This may sound reasonable on the surface, but it will prove to be difficult, or in some cases impossible, to implement. The task of measuring student learning outcomes attributable to a particular teacher is technically challenging, and only possible with robust and complete longitudinal data. Credible methods require measuring individual student test scores in two consecutive years and associating the change to a teacher. Many states do not currently have data systems that collect data in a way that makes this possible at all.

Even in states where the data systems exist, many teachers teach classes for which consecutive tests simply do not exist. This is obviously true for subjects such as music or drama, but it is also true for many high school subjects such as physics or economics; most states do not have standardized tests in these subjects, and even if the standardized tests exist, there is no obvious or acceptable choice for a pre-test that can be used to measure the growth due to the teacher. How can a program be judged based on the performance of its graduates’ students through standardized tests that do not exist or on locally generated tests that are not standardized?

The regulations include other ways to judge programs that are more straightforward: rates of job placement and job retention of graduates. But here the rules make a curious choice, not persuasively explained, which is to allow states to exempt alternative certification programs. Why are for-profit certification providers being exempted from the only measures that can easily be applied to all programs?

It is easier to order something to be measured than to actually do it.

It is easier to order something to be measured than to actually do it. An excellent illustration is the Title II reporting system that the regulations are aiming to expand. This system has been collecting and reporting data on teacher preparation programs for more than a decade. One would think that at this point something simple — such as counting numbers of teachers — would be under control, but that is not the case. Institutions appear and disappear unpredictably from the dataset from year to year. Whole state numbers fluctuate wildly up and down. For example, Texas teacher production is said to have jumped up by 40% from 2009 to 2010 and back down again in 2011, although state records do not confirm this. Illinois teacher production is said to have dropped in half from 2010 to 2011. This is not plausible and is not corroborated by other data sources.

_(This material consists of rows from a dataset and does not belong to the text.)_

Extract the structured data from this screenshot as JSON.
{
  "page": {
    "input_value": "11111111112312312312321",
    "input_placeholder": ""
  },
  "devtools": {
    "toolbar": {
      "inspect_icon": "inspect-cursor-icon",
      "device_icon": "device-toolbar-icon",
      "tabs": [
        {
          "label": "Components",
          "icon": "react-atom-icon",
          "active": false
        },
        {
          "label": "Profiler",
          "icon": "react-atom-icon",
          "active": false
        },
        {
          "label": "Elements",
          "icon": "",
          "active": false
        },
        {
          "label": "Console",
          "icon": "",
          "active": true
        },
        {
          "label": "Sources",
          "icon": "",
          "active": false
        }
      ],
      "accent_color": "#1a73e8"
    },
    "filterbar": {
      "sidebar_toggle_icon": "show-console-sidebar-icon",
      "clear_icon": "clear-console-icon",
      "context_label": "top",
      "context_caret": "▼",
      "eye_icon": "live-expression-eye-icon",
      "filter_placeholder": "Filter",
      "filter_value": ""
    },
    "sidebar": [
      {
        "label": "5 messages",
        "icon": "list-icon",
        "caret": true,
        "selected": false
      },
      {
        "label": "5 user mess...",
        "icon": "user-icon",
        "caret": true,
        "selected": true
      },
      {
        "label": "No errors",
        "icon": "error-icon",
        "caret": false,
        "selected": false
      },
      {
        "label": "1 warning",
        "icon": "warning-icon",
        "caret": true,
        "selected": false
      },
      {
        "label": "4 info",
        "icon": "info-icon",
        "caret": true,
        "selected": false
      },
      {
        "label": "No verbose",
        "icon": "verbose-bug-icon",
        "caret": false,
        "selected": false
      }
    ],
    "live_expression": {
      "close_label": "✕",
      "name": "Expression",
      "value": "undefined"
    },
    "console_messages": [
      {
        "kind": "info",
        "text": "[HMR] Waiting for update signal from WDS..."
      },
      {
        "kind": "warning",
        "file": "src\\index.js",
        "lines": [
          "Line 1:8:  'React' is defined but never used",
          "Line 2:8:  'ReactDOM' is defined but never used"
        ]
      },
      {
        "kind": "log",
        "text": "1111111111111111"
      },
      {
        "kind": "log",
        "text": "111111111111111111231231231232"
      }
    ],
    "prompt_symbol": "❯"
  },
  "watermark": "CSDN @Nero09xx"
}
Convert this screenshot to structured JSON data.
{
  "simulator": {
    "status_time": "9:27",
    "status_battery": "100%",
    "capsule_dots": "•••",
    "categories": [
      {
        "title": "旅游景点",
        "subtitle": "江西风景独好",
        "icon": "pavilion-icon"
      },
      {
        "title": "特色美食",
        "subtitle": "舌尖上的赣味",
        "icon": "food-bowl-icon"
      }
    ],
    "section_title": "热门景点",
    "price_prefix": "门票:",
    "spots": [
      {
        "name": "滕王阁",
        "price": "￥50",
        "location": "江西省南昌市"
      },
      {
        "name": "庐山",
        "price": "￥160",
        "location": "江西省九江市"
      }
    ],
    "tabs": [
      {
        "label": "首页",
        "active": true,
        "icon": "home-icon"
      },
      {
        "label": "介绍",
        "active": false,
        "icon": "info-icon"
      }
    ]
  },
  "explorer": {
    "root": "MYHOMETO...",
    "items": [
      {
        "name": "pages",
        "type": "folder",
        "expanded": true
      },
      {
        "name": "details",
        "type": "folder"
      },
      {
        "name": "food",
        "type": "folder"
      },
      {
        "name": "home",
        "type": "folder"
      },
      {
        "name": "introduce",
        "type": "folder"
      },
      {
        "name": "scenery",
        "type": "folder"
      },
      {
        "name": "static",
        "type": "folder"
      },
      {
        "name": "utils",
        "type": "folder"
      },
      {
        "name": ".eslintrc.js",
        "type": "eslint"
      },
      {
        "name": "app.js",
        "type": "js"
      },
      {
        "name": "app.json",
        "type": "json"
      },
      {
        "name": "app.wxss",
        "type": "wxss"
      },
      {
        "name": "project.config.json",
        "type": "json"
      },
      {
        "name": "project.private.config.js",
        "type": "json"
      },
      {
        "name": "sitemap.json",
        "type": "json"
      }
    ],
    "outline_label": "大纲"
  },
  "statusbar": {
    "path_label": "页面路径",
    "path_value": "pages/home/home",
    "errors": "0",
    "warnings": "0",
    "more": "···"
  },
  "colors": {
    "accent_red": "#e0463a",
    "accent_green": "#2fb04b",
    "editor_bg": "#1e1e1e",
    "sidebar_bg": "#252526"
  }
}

Information and accountability for teacher preparation programs are not as deficient as often assumed. The people who most need information about teacher preparation programs and the teachers they produce are the principals who hire them. The principals already know more about the record of program graduates than any new rating system will ever tell them because they see their teachers in action and already have access to all available student test scores and much more.

As for accountability, university preparation programs are already inspected periodically by regional accreditation organizations for their universities as a whole; they are separately audited and licensed by state education agencies; many programs are also reviewed periodically by the national organization CAEP; and graduates have to pass state or national exams to be licensed. Complying with the existing auditing and reporting already generates a constant stream of work that increasingly diverts time and resources from the task of preparing students to become teachers.

In one way, the recent regulations serve an important purpose. They dispel the illusion, if anyone recently had it, that teacher preparation programs are presumed to be doing a good job. Although many people point to a great teacher as an important influence in their life, the programs that prepare these teachers are not well-regarded or trusted. This loss of trust cannot be dismissed or ignored. Whether the new regulations are retained or repealed, asking seriously how the trust was lost and what teacher preparation programs must do to get it back is an urgent and immediate task, almost as urgent as continuing to prepare teachers for the next generation.